Rhigyfarch, as well as wishing to promote St David for religious reasons, was also making a political statement. During the latter half of the eleventh century, after William of Normandy conquered England, he encouraged his followers to encroach on Wales, with the promise that they could keep any land they took from the Welsh princes on more favourable terms than the land they held in England. The Normans were strong supporters of the Roman hierarchy in the Catholic church, about which the Celtic church was rather more ambivalent – hence Rhigyfarch’s efforts to emphasise the long history of the bishopric.
The conquering Norman lords became known as the ‘Marcher’ lords, and, by the end of the eleventh century they occupied much of Pembrokeshire, as well as the border regions between the two countries. William the Conqueror visited the shrine in 1081 – possibly as a pilgrim, since he considered himself very devout, but probably also to assess the vulnerability of attack from Ireland. During this period, many of the lands of the bishopric were taken by Normans, and granted to their own monastic foundations, in other parts of Norman-held Wales, in England, and even in France.
By 1115, the English king, Henry I, had enough power in the region to impose his own choice of bishop on the diocese. He chose Bernard, formerly chancellor to his wife, Matilda of Scotland, herself the daughter of St Margaret, and gave the bishopric the status of a Marcher lord.

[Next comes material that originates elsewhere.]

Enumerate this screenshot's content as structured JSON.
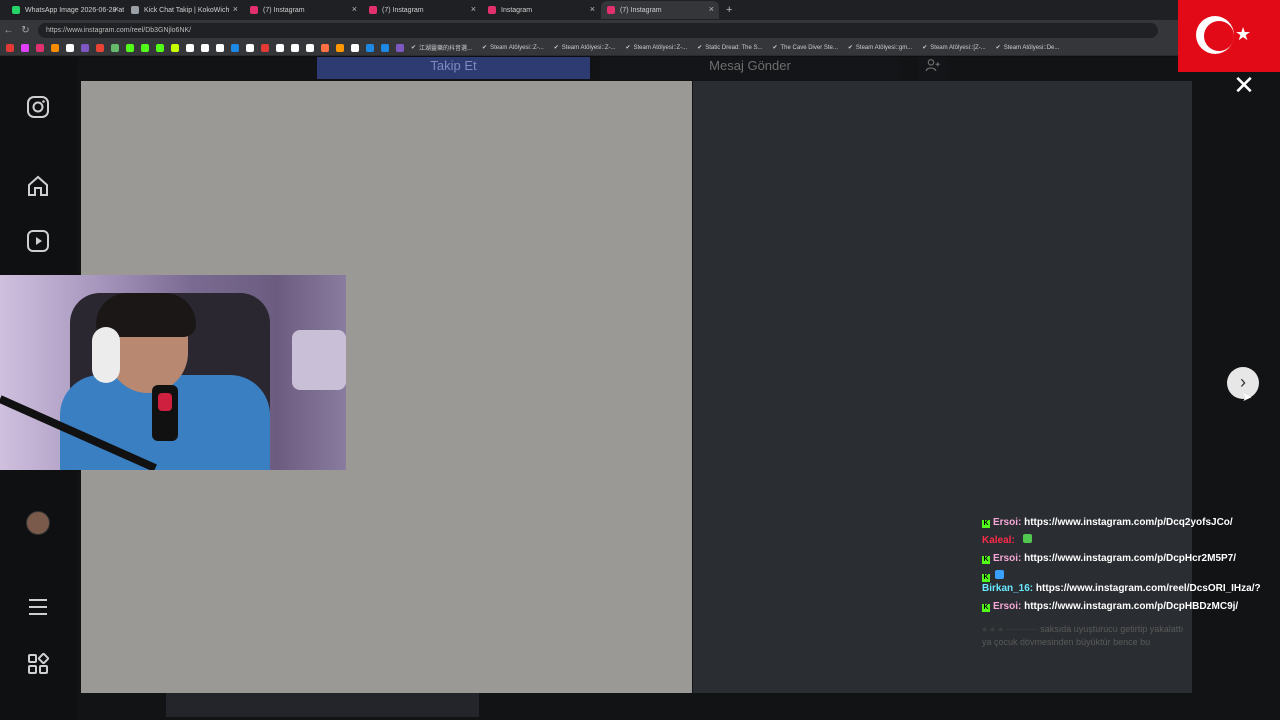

Bishop Bernard proved to be the archetype of the reforming, energetic, controlling Norman bishop. He began a new cathedral building, probably at the eastern end of the current structure. He was hampered, however, by the lack of holy relics. Although Rhigyfarch’s 'Life of St David' says the saint was buried in his own monastery, no-one could find his remains. In an impressive tribute to Bernard’s genuine piety and probity, he refrained from inventing a find, but persuaded Pope Calixtus to grant the pilgrimage status mentioned above to St David’s even without any relics. Such relics of St David as still existed in the 1100s – his staff, his Gospel book, a bell and a portable altar – were jealously guarded by the churches which held them.

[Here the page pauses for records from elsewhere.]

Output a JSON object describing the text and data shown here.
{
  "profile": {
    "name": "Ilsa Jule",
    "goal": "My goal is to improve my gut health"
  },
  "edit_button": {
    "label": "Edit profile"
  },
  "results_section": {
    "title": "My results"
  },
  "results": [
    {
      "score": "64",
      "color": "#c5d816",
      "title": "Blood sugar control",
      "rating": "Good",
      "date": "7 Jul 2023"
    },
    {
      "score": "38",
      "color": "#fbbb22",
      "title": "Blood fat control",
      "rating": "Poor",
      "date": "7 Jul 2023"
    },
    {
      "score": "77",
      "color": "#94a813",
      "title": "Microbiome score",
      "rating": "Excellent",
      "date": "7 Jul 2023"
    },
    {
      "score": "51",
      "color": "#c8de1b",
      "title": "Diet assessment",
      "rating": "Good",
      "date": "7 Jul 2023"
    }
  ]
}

Fortunately, the saint made his whereabouts known in 1275, in a dream given to the Prior of Ewenni, John de Gamage. As instructed, he dug somewhere to the south of the cathedral, and discovered a body, immediately recognised as that of the saint. The bones were enshrined with those of another local saint, Justinian, under a painted timber ceiling, with images of St David, St Patrick, and St Denis to the fore, with receptacles for pilgrims’ offerings.

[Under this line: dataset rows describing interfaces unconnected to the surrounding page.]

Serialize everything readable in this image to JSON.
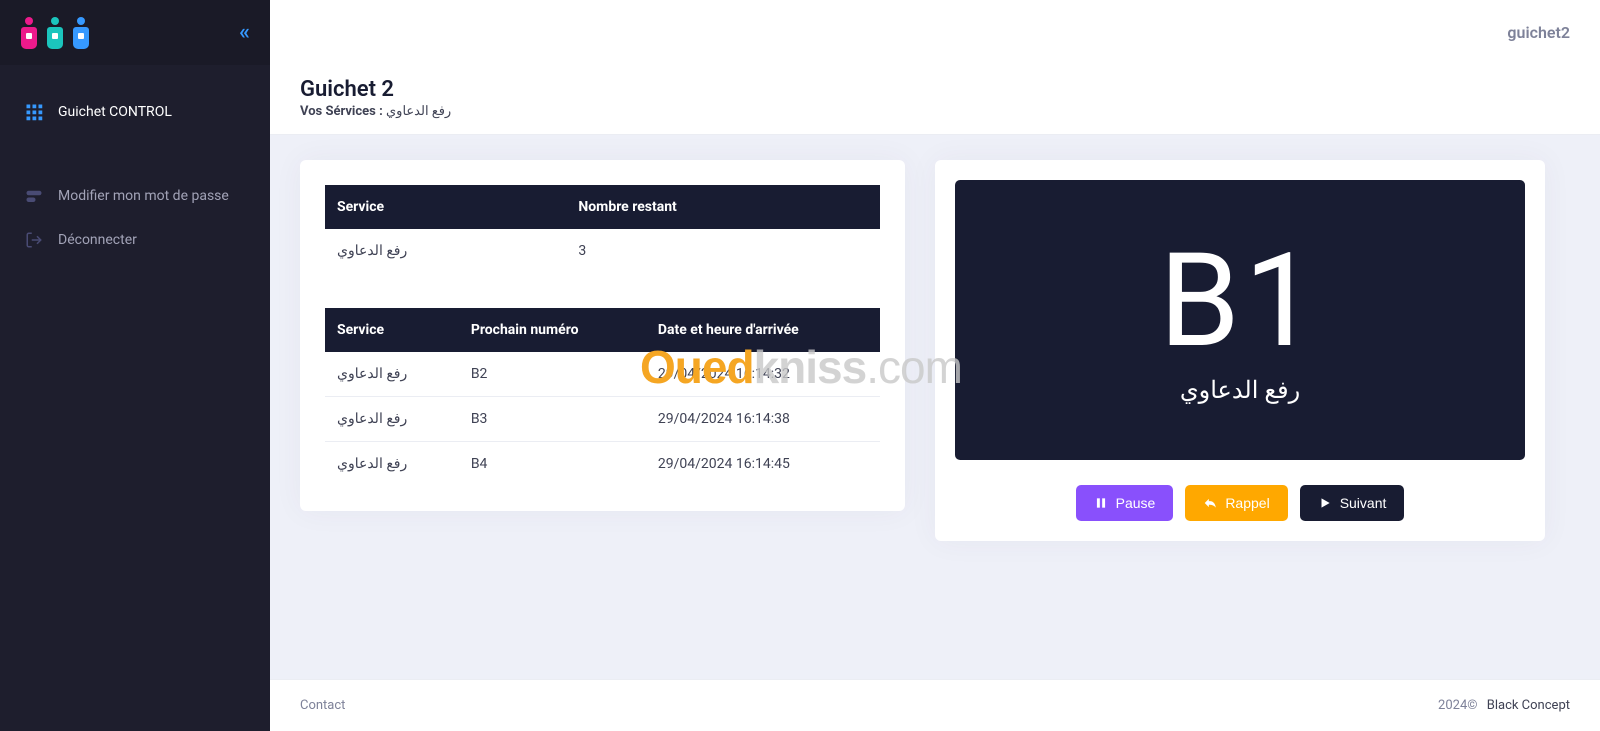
{
  "header": {
    "user_label": "guichet2"
  },
  "sidebar": {
    "collapse_glyph": "«",
    "items": [
      {
        "id": "guichet-control",
        "label": "Guichet CONTROL",
        "icon": "grid-icon",
        "active": true
      },
      {
        "id": "modifier-mdp",
        "label": "Modifier mon mot de passe",
        "icon": "toggle-icon",
        "active": false
      },
      {
        "id": "deconnecter",
        "label": "Déconnecter",
        "icon": "logout-icon",
        "active": false
      }
    ]
  },
  "subheader": {
    "title": "Guichet 2",
    "services_label": "Vos Sérvices :",
    "services_value": "رفع الدعاوي"
  },
  "summary_table": {
    "headers": {
      "service": "Service",
      "remaining": "Nombre restant"
    },
    "rows": [
      {
        "service": "رفع الدعاوي",
        "remaining": "3"
      }
    ]
  },
  "queue_table": {
    "headers": {
      "service": "Service",
      "next": "Prochain numéro",
      "arrival": "Date et heure d'arrivée"
    },
    "rows": [
      {
        "service": "رفع الدعاوي",
        "next": "B2",
        "arrival": "29/04/2024 16:14:32"
      },
      {
        "service": "رفع الدعاوي",
        "next": "B3",
        "arrival": "29/04/2024 16:14:38"
      },
      {
        "service": "رفع الدعاوي",
        "next": "B4",
        "arrival": "29/04/2024 16:14:45"
      }
    ]
  },
  "display": {
    "current_ticket": "B1",
    "current_service": "رفع الدعاوي"
  },
  "actions": {
    "pause": "Pause",
    "rappel": "Rappel",
    "suivant": "Suivant"
  },
  "footer": {
    "contact": "Contact",
    "year": "2024©",
    "brand": "Black Concept"
  },
  "watermark": {
    "part1": "Oued",
    "part2": "kniss",
    "part3": ".com"
  }
}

Bishop Bernard was followed by Bishop David FitzGerald, grandson of Rhys ap Tewder Mawr, d. 1093, the last king of Deheubarth, who had granted extensive lands to St David’s. Bishop David’s mother, Nest of Deheubarth (one of Henry I of England’s many mistresses) bore numerous children to her husband, Gerald of Windsor, giving rise to the FitzGerald clan, pivotal to Irish history. Bishop David’s nephew was the famous Gerald (Gerallt) of Wales, or, to give him his Latin name, Giraldus Cambrensis, whose prolific writings give historians most of the extant information about the late Norman age in Wales and Ireland. Despite his ambition to be Bishop of St David’s and being elected twice, Gerald was refused recognition by Henry II of England, and then by King John. He had more success in spearheading the construction of a new cathedral building, approved by Bishop Peter de Leia, much of which still stands.